Connected health, Metaverse, autonomous cars, what does the international technology fair in Las Vegas have in store for us in its 2023 edition?
The international technology trade show, CES, is back in Las Vegas this Thursday after a virtual edition in 2021 and a 2022 version interrupted by the Omicron variant. Organizers hope to achieve new records this year. They expect nearly 100,000 visitors during the three days of the congress. A goal that remains modest compared to the last edition before the pandemic in 2020. That year, more than 170,000 new technology enthusiasts wandered between the stands.
Close to 3,000 exhibitors are expected to attend this year. In the program, the inevitable giants like Amazon AND Meta (formerly Facebook) but also many car manufacturers. An entire exhibition hall is dedicated to nearly 300 exhibitors from the automotive world.
Driverless cars, a technology almost ready
Many people describe CES as an essential alternative to the Paris Motor Show. A logical development for vehicles that are increasingly loaded with technology.
A special place this year was given to autonomous vehicles. Located on the border in some cities such as San Francisco, Phoenix (Arizona) or even Las Vegas, driverless cars aim to spread widely in the coming years. Among the big names, we find Waymothe self-driving transportation service from Alphabet, the parent group of Google, cruisethat of General Motors and Emotional a group backed by South Korea’s Hyundai.
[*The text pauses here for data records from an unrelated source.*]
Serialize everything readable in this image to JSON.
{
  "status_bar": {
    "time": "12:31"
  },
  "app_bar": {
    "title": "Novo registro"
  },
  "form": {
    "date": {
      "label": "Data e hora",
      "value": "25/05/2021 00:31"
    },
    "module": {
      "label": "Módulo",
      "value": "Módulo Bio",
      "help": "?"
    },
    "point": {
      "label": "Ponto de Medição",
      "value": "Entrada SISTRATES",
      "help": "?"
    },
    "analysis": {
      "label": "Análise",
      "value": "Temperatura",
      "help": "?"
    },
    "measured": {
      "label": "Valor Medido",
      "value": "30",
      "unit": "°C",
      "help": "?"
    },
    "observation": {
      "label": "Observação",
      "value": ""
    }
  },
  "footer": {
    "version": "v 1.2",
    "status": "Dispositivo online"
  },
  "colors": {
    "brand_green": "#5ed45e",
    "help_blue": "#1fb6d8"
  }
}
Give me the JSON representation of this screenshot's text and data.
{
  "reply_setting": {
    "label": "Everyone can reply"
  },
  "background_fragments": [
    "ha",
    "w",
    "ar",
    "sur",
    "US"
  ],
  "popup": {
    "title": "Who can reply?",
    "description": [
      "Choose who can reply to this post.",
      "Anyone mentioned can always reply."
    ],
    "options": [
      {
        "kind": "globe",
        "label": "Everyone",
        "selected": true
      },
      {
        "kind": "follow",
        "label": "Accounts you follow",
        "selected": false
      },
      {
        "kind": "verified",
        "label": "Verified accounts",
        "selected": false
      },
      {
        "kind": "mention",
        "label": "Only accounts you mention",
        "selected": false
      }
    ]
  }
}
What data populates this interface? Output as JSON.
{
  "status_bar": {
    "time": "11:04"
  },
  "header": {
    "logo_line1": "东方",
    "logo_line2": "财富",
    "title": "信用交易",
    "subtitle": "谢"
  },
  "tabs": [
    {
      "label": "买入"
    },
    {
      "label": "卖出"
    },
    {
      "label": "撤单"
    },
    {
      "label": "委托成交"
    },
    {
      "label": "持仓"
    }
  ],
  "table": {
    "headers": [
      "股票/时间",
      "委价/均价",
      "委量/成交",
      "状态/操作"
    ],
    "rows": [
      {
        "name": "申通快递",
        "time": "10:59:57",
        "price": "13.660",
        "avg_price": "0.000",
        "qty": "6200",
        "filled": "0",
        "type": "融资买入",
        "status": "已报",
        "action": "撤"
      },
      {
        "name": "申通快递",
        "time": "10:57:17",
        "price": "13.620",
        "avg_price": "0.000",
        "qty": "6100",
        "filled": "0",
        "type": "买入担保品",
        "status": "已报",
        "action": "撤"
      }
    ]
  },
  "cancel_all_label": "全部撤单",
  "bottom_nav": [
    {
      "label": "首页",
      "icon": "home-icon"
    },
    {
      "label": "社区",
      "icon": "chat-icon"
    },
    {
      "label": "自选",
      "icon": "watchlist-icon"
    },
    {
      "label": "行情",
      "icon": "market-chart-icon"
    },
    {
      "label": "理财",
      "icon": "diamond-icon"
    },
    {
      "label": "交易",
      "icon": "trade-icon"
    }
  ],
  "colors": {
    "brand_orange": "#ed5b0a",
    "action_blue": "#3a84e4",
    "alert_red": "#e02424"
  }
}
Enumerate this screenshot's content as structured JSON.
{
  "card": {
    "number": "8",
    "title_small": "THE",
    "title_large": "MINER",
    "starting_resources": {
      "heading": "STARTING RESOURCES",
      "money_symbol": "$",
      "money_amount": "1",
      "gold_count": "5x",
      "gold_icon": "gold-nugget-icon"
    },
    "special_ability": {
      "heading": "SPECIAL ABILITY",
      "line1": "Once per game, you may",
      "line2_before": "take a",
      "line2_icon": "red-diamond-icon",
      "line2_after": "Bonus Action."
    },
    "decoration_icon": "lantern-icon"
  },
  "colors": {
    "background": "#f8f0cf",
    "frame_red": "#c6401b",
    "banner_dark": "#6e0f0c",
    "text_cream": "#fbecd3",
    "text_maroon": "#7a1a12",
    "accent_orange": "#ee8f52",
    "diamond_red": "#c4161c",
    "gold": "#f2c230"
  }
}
In 2019, an experiment with autonomous cars was launched in France, at the university campus of the Saclay plateau, in the Paris region. Between 2018 and 2019, teachers, students and residents could test drive Renault’s Zoe CAB driverless electric cars. But Renault-Nissan will be among the biggest absentees at this year’s Las Vegas show.
For Anshel Sag, an analyst at technology consultancy Moor Insights and Strategy, the technologies are still a long way off: “This will be a major theme of the show. But I think if you look at 2022, a lot of the industry has really realized that AI technologies are not yet mature enough to allow vehicles to be fully autonomous, and some companies like Tesla won’t be able to do this for a while.“
Tesla, Elon Musk’s electric car brand, has been repeatedly criticized for the dangers associated with autonomous driving.
Metaverse, a dream still preserved despite Meta’s failures
The big star of the 2021 edition of CES, Metaverse, this 3D virtual reality in which internet users from all over the world could meet to work, share and innovate, suffered some setbacks during 2022.
The most mobilized company in the metaverse, Meta, has lost hundreds of billions of dollars in the stock market. More than 11,000 people have been laid off. This, while Mark Zuckerberg’s company continues to spend 20% of its R&D budget on the virtual universe.
However, the Las Vegas show gives significant exposure to the Metaverse and its underpinnings: web 3.
Connected health, at the center of concerns
Pillows to improve sleep, toilets to analyze urine at home, holograms to help surgeons: many innovations presented this Tuesday in advance of CES, aimed to take care of our bodies.
The legacy, among other things, of more than two years of the pandemic, health should be a main theme of the event according to technology analyst Avi Greengart:We need to see really cool health devices that monitor or improve our well-being“.
Among the notable innovations of the 2022 edition in terms of health, the Bongiovi company had introduced a remote stethoscope. An inexpensive 3D-printed device that would improve the quality of teleconsultations in medical deserts. Another innovation, the company Omron Healthcare introduced a portable device for measuring blood pressure capable of performing electrocardiograms.